Ray Kurzweil is perhaps not known outside a limited circle but some have started to open up their eyes to who he is. He is a successful information technology pioneer with a series of technological breakthroughs on the merit list, among other things, he developed the first program that can scan text and read it with synthetic speech. 1990 he stated that a computer would defeat the world champion in chess before the decade was over, and got right (IBM's Deep Blue beat Kasparov in 1997). Since then he has presented his technological visions in a number of books. Kurzweil is at the front among those who formulate our contemporary view of artificial intelligence and future technologies.

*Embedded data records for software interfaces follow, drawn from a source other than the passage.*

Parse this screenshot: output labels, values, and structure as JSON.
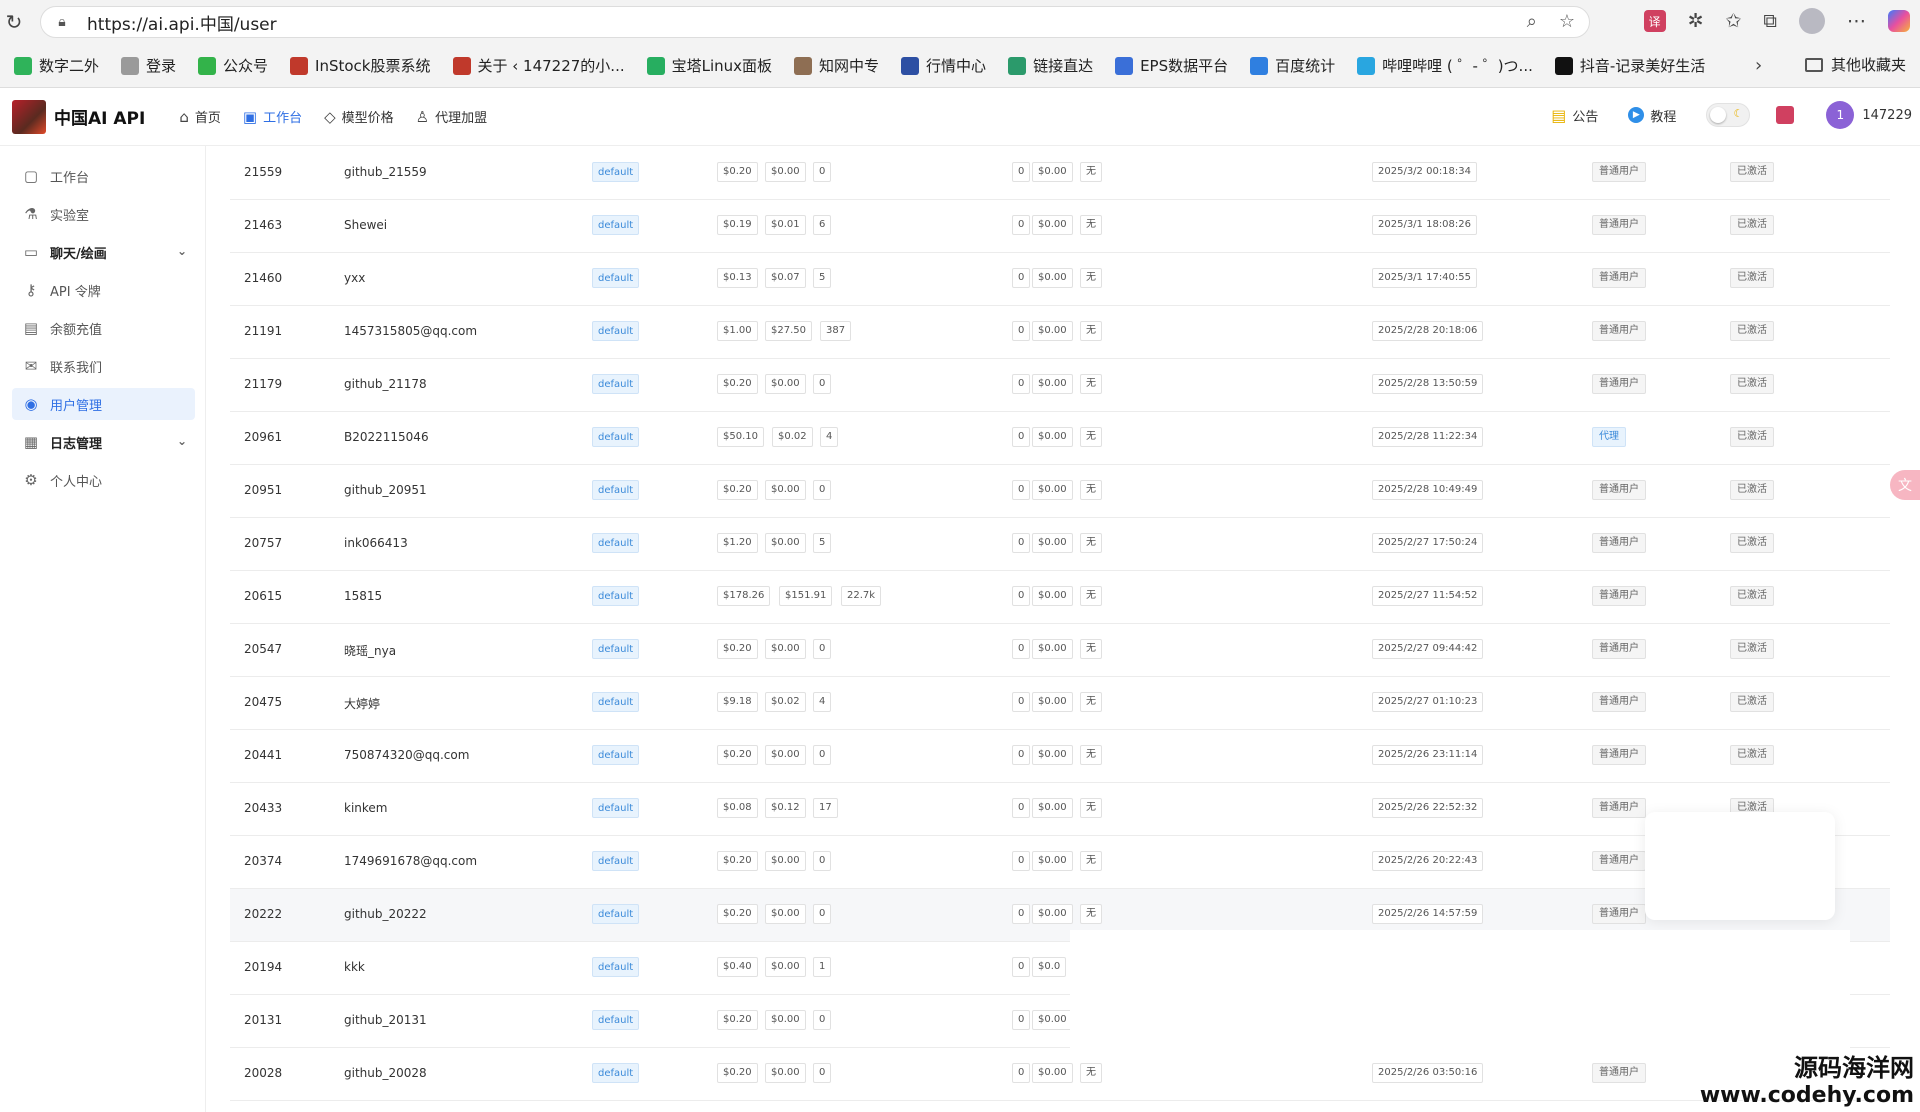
{
  "browser": {
    "url": "https://ai.api.中国/user",
    "bookmarks": [
      {
        "label": "数字二外",
        "color": "#2fb35a"
      },
      {
        "label": "登录",
        "color": "#9a9a9a"
      },
      {
        "label": "公众号",
        "color": "#33b34a"
      },
      {
        "label": "InStock股票系统",
        "color": "#c0392b"
      },
      {
        "label": "关于 ‹ 147227的小...",
        "color": "#c0392b"
      },
      {
        "label": "宝塔Linux面板",
        "color": "#27ae60"
      },
      {
        "label": "知网中专",
        "color": "#8e6e53"
      },
      {
        "label": "行情中心",
        "color": "#2d4fa3"
      },
      {
        "label": "链接直达",
        "color": "#2b9a6b"
      },
      {
        "label": "EPS数据平台",
        "color": "#3a6fd8"
      },
      {
        "label": "百度统计",
        "color": "#2f7fe0"
      },
      {
        "label": "哔哩哔哩 ( ゜- ゜)つ...",
        "color": "#29a6e0"
      },
      {
        "label": "抖音-记录美好生活",
        "color": "#111111"
      }
    ],
    "other_bookmarks": "其他收藏夹"
  },
  "header": {
    "brand": "中国AI API",
    "nav": [
      {
        "label": "首页",
        "icon": "home-icon"
      },
      {
        "label": "工作台",
        "icon": "workbench-icon",
        "active": true
      },
      {
        "label": "模型价格",
        "icon": "tag-icon"
      },
      {
        "label": "代理加盟",
        "icon": "agent-icon"
      }
    ],
    "announcement": "公告",
    "tutorial": "教程",
    "avatar_letter": "1",
    "username": "147229"
  },
  "sidebar": {
    "items": [
      {
        "label": "工作台",
        "icon": "chat-icon"
      },
      {
        "label": "实验室",
        "icon": "flask-icon"
      },
      {
        "label": "聊天/绘画",
        "icon": "message-icon",
        "bold": true,
        "chevron": true
      },
      {
        "label": "API 令牌",
        "icon": "key-icon"
      },
      {
        "label": "余额充值",
        "icon": "wallet-icon"
      },
      {
        "label": "联系我们",
        "icon": "mail-icon"
      },
      {
        "label": "用户管理",
        "icon": "user-icon",
        "active": true
      },
      {
        "label": "日志管理",
        "icon": "log-icon",
        "bold": true,
        "chevron": true
      },
      {
        "label": "个人中心",
        "icon": "gear-icon"
      }
    ]
  },
  "table": {
    "rows": [
      {
        "id": "21559",
        "name": "github_21559",
        "group": "default",
        "balance": "$0.20",
        "used": "$0.00",
        "count": "0",
        "inv": "0",
        "inv_amt": "$0.00",
        "inviter": "无",
        "date": "2025/3/2 00:18:34",
        "role": "普通用户",
        "status": "已激活"
      },
      {
        "id": "21463",
        "name": "Shewei",
        "group": "default",
        "balance": "$0.19",
        "used": "$0.01",
        "count": "6",
        "inv": "0",
        "inv_amt": "$0.00",
        "inviter": "无",
        "date": "2025/3/1 18:08:26",
        "role": "普通用户",
        "status": "已激活"
      },
      {
        "id": "21460",
        "name": "yxx",
        "group": "default",
        "balance": "$0.13",
        "used": "$0.07",
        "count": "5",
        "inv": "0",
        "inv_amt": "$0.00",
        "inviter": "无",
        "date": "2025/3/1 17:40:55",
        "role": "普通用户",
        "status": "已激活"
      },
      {
        "id": "21191",
        "name": "1457315805@qq.com",
        "group": "default",
        "balance": "$1.00",
        "used": "$27.50",
        "count": "387",
        "inv": "0",
        "inv_amt": "$0.00",
        "inviter": "无",
        "date": "2025/2/28 20:18:06",
        "role": "普通用户",
        "status": "已激活"
      },
      {
        "id": "21179",
        "name": "github_21178",
        "group": "default",
        "balance": "$0.20",
        "used": "$0.00",
        "count": "0",
        "inv": "0",
        "inv_amt": "$0.00",
        "inviter": "无",
        "date": "2025/2/28 13:50:59",
        "role": "普通用户",
        "status": "已激活"
      },
      {
        "id": "20961",
        "name": "B2022115046",
        "group": "default",
        "balance": "$50.10",
        "used": "$0.02",
        "count": "4",
        "inv": "0",
        "inv_amt": "$0.00",
        "inviter": "无",
        "date": "2025/2/28 11:22:34",
        "role": "代理",
        "status": "已激活",
        "agent": true
      },
      {
        "id": "20951",
        "name": "github_20951",
        "group": "default",
        "balance": "$0.20",
        "used": "$0.00",
        "count": "0",
        "inv": "0",
        "inv_amt": "$0.00",
        "inviter": "无",
        "date": "2025/2/28 10:49:49",
        "role": "普通用户",
        "status": "已激活"
      },
      {
        "id": "20757",
        "name": "ink066413",
        "group": "default",
        "balance": "$1.20",
        "used": "$0.00",
        "count": "5",
        "inv": "0",
        "inv_amt": "$0.00",
        "inviter": "无",
        "date": "2025/2/27 17:50:24",
        "role": "普通用户",
        "status": "已激活"
      },
      {
        "id": "20615",
        "name": "15815",
        "group": "default",
        "balance": "$178.26",
        "used": "$151.91",
        "count": "22.7k",
        "inv": "0",
        "inv_amt": "$0.00",
        "inviter": "无",
        "date": "2025/2/27 11:54:52",
        "role": "普通用户",
        "status": "已激活"
      },
      {
        "id": "20547",
        "name": "晓瑶_nya",
        "group": "default",
        "balance": "$0.20",
        "used": "$0.00",
        "count": "0",
        "inv": "0",
        "inv_amt": "$0.00",
        "inviter": "无",
        "date": "2025/2/27 09:44:42",
        "role": "普通用户",
        "status": "已激活"
      },
      {
        "id": "20475",
        "name": "大婷婷",
        "group": "default",
        "balance": "$9.18",
        "used": "$0.02",
        "count": "4",
        "inv": "0",
        "inv_amt": "$0.00",
        "inviter": "无",
        "date": "2025/2/27 01:10:23",
        "role": "普通用户",
        "status": "已激活"
      },
      {
        "id": "20441",
        "name": "750874320@qq.com",
        "group": "default",
        "balance": "$0.20",
        "used": "$0.00",
        "count": "0",
        "inv": "0",
        "inv_amt": "$0.00",
        "inviter": "无",
        "date": "2025/2/26 23:11:14",
        "role": "普通用户",
        "status": "已激活"
      },
      {
        "id": "20433",
        "name": "kinkem",
        "group": "default",
        "balance": "$0.08",
        "used": "$0.12",
        "count": "17",
        "inv": "0",
        "inv_amt": "$0.00",
        "inviter": "无",
        "date": "2025/2/26 22:52:32",
        "role": "普通用户",
        "status": "已激活"
      },
      {
        "id": "20374",
        "name": "1749691678@qq.com",
        "group": "default",
        "balance": "$0.20",
        "used": "$0.00",
        "count": "0",
        "inv": "0",
        "inv_amt": "$0.00",
        "inviter": "无",
        "date": "2025/2/26 20:22:43",
        "role": "普通用户",
        "status": ""
      },
      {
        "id": "20222",
        "name": "github_20222",
        "group": "default",
        "balance": "$0.20",
        "used": "$0.00",
        "count": "0",
        "inv": "0",
        "inv_amt": "$0.00",
        "inviter": "无",
        "date": "2025/2/26 14:57:59",
        "role": "普通用户",
        "status": "",
        "hl": true
      },
      {
        "id": "20194",
        "name": "kkk",
        "group": "default",
        "balance": "$0.40",
        "used": "$0.00",
        "count": "1",
        "inv": "0",
        "inv_amt": "$0.0",
        "inviter": "",
        "date": "",
        "role": "",
        "status": ""
      },
      {
        "id": "20131",
        "name": "github_20131",
        "group": "default",
        "balance": "$0.20",
        "used": "$0.00",
        "count": "0",
        "inv": "0",
        "inv_amt": "$0.00",
        "inviter": "",
        "date": "",
        "role": "",
        "status": ""
      },
      {
        "id": "20028",
        "name": "github_20028",
        "group": "default",
        "balance": "$0.20",
        "used": "$0.00",
        "count": "0",
        "inv": "0",
        "inv_amt": "$0.00",
        "inviter": "无",
        "date": "2025/2/26 03:50:16",
        "role": "普通用户",
        "status": ""
      }
    ]
  },
  "watermark": {
    "line1": "源码海洋网",
    "line2": "www.codehy.com"
  }
}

The book he has written, The Singularity Is Near, is based on the idea that technological development follows an exponential curve that we have only seen the beginning of. Kurzweil presents the following scenario. To simulate all nerve impulses in the human brain a PC have to perform 10^19 calculations per second. With the current pace of development, Kurzweil says such computers could be common around 2020. 2030, a computer's capacity is supposed to meet all living human brains. In 2045, something will happen according to him that is called "the Singularity" - a big bang of artificial intelligence that will surpass everything we could ever imagine.
In, The Singularity Is Near, Kurzweil wants to show that research in computer science, genetics and nanotechnology is approaching the point where the exponential curve bend up and takes off. The next forty years of development in these areas will change the human condition more than it has over the last forty thousand years, he says. For Kurzweil all this is interesting for one reason only: the opportunities it gives us to build on the human body, and the rest of the world, as we want it. Kurzweil hope that genetic engineering will allow us to slow down the aging process and eventually abolish death. Millions of tiny nano-robots will circulate in the blood vessels and clean up cancer cells. And ultimately sees nanotechnology out to give us the ability to manipulate all matter atom by atom and molecule by molecule with the same ease as the pixels in a computer program, so that we can put together anything from a handful of loose atoms, a gold bar or a steak or whatever we are able to wish. Ultimately, we will end up becoming robots.